During that same period, Dr. Palazotto and his student developed a program which traced crack growth under viscoplastic conditions at high temperatures. In the early 1980s, this was very novel and allowed the Air Force Research Laboratory (AFRL) to obtain initial feedback into high temperature environments. High temperature is a very common environment within the turbine engine. This work was really in conjunction with the effort that the turbine engine community had to consider when they faced a great amount of turbine blade failure during the 80 and 90’s.
In the mid-1970s, Dr. Palazotto’s work was directed toward instability of shells with cutouts for NASA which contributed to the understanding of a cylindrical shell made from either aluminum or composite material. The investigation was directed to the collapse of this type of structure. Researchers at Langley AFB in Virginia continue to investigate this problem today. Several computer programs, based on corotatinal theory, were developed to evaluate the nonlinear reactions of the shell. Dr. Palazotto incorporated part of this research into a textbook entitled “Nonlinear Analysis of Shell Structures” published by AIAA in 1992. It was one of the first books in this area, and it is still being published today.
Dr. Palazotto earned his PhD in solid mechanics with a minor in mathematics from New York University in 1968 under a National Science Foundation Faculty Fellowship. Prior to joining AFIT in 1975, Dr. Palazotto was a Chaired Professor of Mechanical Engineering at the University of Bridgeport in Connecticut where he taught graduate and undergraduate courses, conducted research, and served as the mechanical engineering department chair.

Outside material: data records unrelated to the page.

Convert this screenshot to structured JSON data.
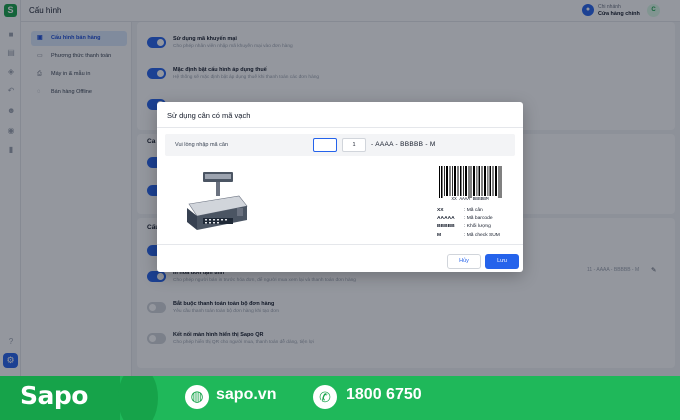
{
  "header": {
    "title": "Cấu hình",
    "branch_label": "Chi nhánh",
    "branch_value": "Cửa hàng chính",
    "avatar_initial": "C"
  },
  "subnav": {
    "items": [
      {
        "label": "Cấu hình bán hàng",
        "icon": "cart-icon",
        "active": true
      },
      {
        "label": "Phương thức thanh toán",
        "icon": "card-icon",
        "active": false
      },
      {
        "label": "Máy in & mẫu in",
        "icon": "printer-icon",
        "active": false
      },
      {
        "label": "Bán hàng Offline",
        "icon": "wifi-off-icon",
        "active": false
      }
    ]
  },
  "settings": {
    "promo": {
      "title": "Sử dụng mã khuyến mại",
      "desc": "Cho phép nhân viên nhập mã khuyến mại vào đơn hàng"
    },
    "default_tax": {
      "title": "Mặc định bật cấu hình áp dụng thuế",
      "desc": "Hệ thống sẽ mặc định bật áp dụng thuế khi thanh toán các đơn hàng"
    },
    "section2_heading": "Ca bán",
    "section3_heading": "Cấu",
    "scale_format": "11 - AAAA - BBBBB - M",
    "print_draft": {
      "title": "In hóa đơn tạm tính",
      "desc": "Cho phép người bán in trước hóa đơn, để người mua xem lại và thanh toán đơn hàng"
    },
    "require_full_payment": {
      "title": "Bắt buộc thanh toán toàn bộ đơn hàng",
      "desc": "Yêu cầu thanh toán toàn bộ đơn hàng khi tạo đơn"
    },
    "sapo_qr": {
      "title": "Kết nối màn hình hiển thị Sapo QR",
      "desc": "Cho phép hiển thị QR cho người mua, thanh toán dễ dàng, tiện lợi"
    }
  },
  "modal": {
    "title": "Sử dụng cân có mã vạch",
    "input_label": "Vui lòng nhập mã cân",
    "input1_value": "",
    "input2_value": "1",
    "format": "- AAAA - BBBBB - M",
    "barcode_caption": "XX AAAA BBBBBM",
    "legend": [
      {
        "key": "XX",
        "value": ": Mã cân"
      },
      {
        "key": "AAAAA",
        "value": ": Mã barcode"
      },
      {
        "key": "BBBBB",
        "value": ": Khối lượng"
      },
      {
        "key": "M",
        "value": ": Mã check SUM"
      }
    ],
    "cancel_label": "Hủy",
    "save_label": "Lưu"
  },
  "banner": {
    "brand": "Sapo",
    "website": "sapo.vn",
    "phone": "1800 6750"
  },
  "colors": {
    "primary": "#2563eb",
    "brand_green": "#16a34a"
  }
}
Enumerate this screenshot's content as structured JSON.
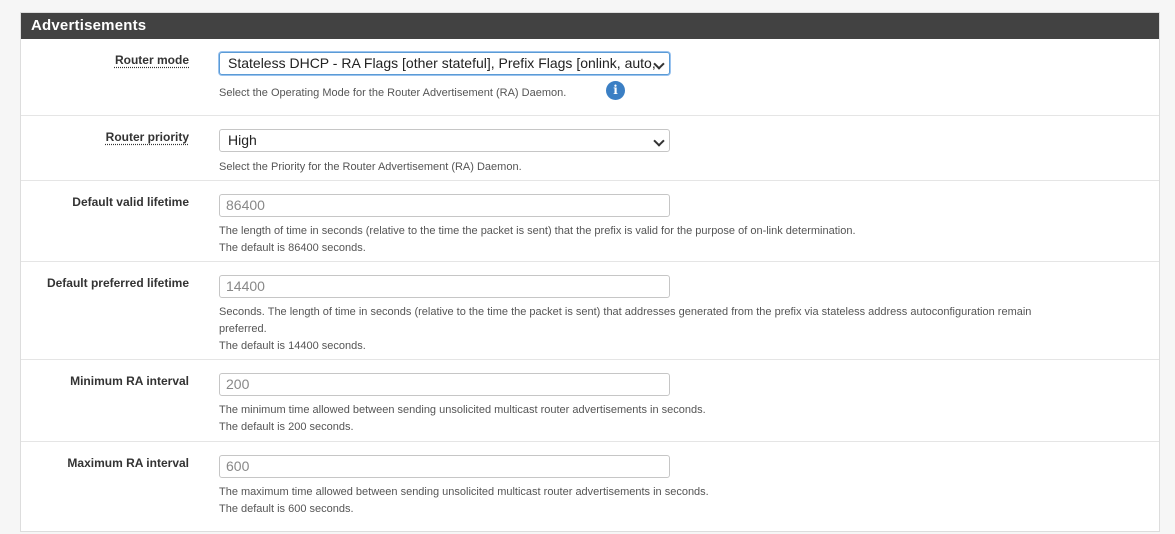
{
  "panel": {
    "title": "Advertisements"
  },
  "rows": {
    "router_mode": {
      "label": "Router mode",
      "value": "Stateless DHCP - RA Flags [other stateful], Prefix Flags [onlink, auto,",
      "help": "Select the Operating Mode for the Router Advertisement (RA) Daemon.",
      "info_icon": "i"
    },
    "router_priority": {
      "label": "Router priority",
      "value": "High",
      "help": "Select the Priority for the Router Advertisement (RA) Daemon."
    },
    "default_valid_lifetime": {
      "label": "Default valid lifetime",
      "placeholder": "86400",
      "help1": "The length of time in seconds (relative to the time the packet is sent) that the prefix is valid for the purpose of on-link determination.",
      "help2": "The default is 86400 seconds."
    },
    "default_preferred_lifetime": {
      "label": "Default preferred lifetime",
      "placeholder": "14400",
      "help1": "Seconds. The length of time in seconds (relative to the time the packet is sent) that addresses generated from the prefix via stateless address autoconfiguration remain",
      "help1b": "preferred.",
      "help2": "The default is 14400 seconds."
    },
    "min_ra_interval": {
      "label": "Minimum RA interval",
      "placeholder": "200",
      "help1": "The minimum time allowed between sending unsolicited multicast router advertisements in seconds.",
      "help2": "The default is 200 seconds."
    },
    "max_ra_interval": {
      "label": "Maximum RA interval",
      "placeholder": "600",
      "help1": "The maximum time allowed between sending unsolicited multicast router advertisements in seconds.",
      "help2": "The default is 600 seconds."
    }
  },
  "colors": {
    "heading_bg": "#424242",
    "info_icon": "#3b7fc4",
    "focus": "#5b9bd5"
  }
}
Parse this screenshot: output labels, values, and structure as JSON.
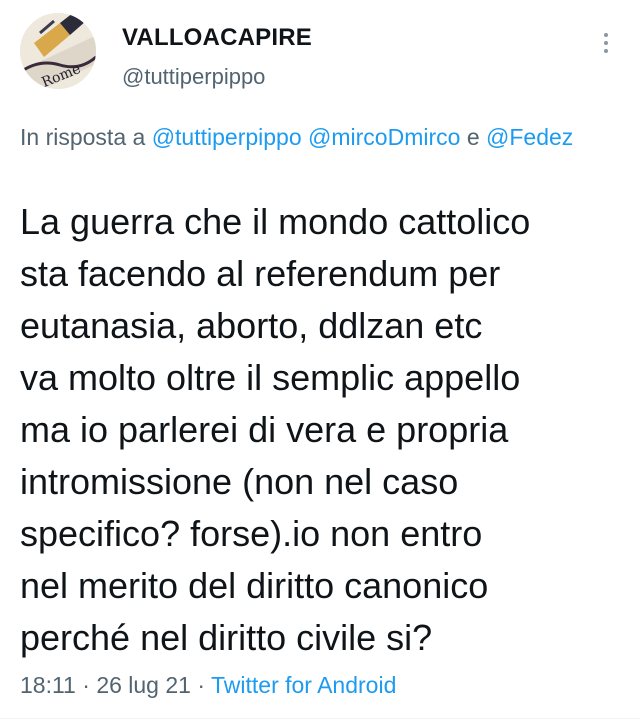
{
  "tweet": {
    "author": {
      "name": "VALLOACAPIRE",
      "handle": "@tuttiperpippo"
    },
    "reply": {
      "prefix": "In risposta a",
      "mention_1": "@tuttiperpippo",
      "mention_2": "@mircoDmirco",
      "conjunction": "e",
      "mention_3": "@Fedez"
    },
    "body_lines": [
      "La guerra che il mondo cattolico",
      "sta facendo al referendum per",
      "eutanasia, aborto, ddlzan etc",
      "va molto oltre il semplic appello",
      "ma io parlerei di vera e propria",
      "intromissione (non nel caso",
      "specifico? forse).io non entro",
      "nel merito del diritto canonico",
      "perché nel diritto civile si?"
    ],
    "meta": {
      "time": "18:11",
      "sep": "·",
      "date": "26 lug 21",
      "source": "Twitter for Android"
    }
  },
  "icons": {
    "more": "more-options-icon"
  },
  "colors": {
    "link": "#1d9bf0",
    "secondary_text": "#536471",
    "primary_text": "#0f1419"
  }
}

Dr. Palazotto is pictured above in the Mechanics Laboratory testing an Icosahedron frame under compression. The unique structure is approximately seven inches in diameter with 20 equilateral triangles and 12 vertices. The vertices are designed to touch a spherical radius of seven inches. The frame will eventually be incased in a membrane to form a three dimensional shell-like structure.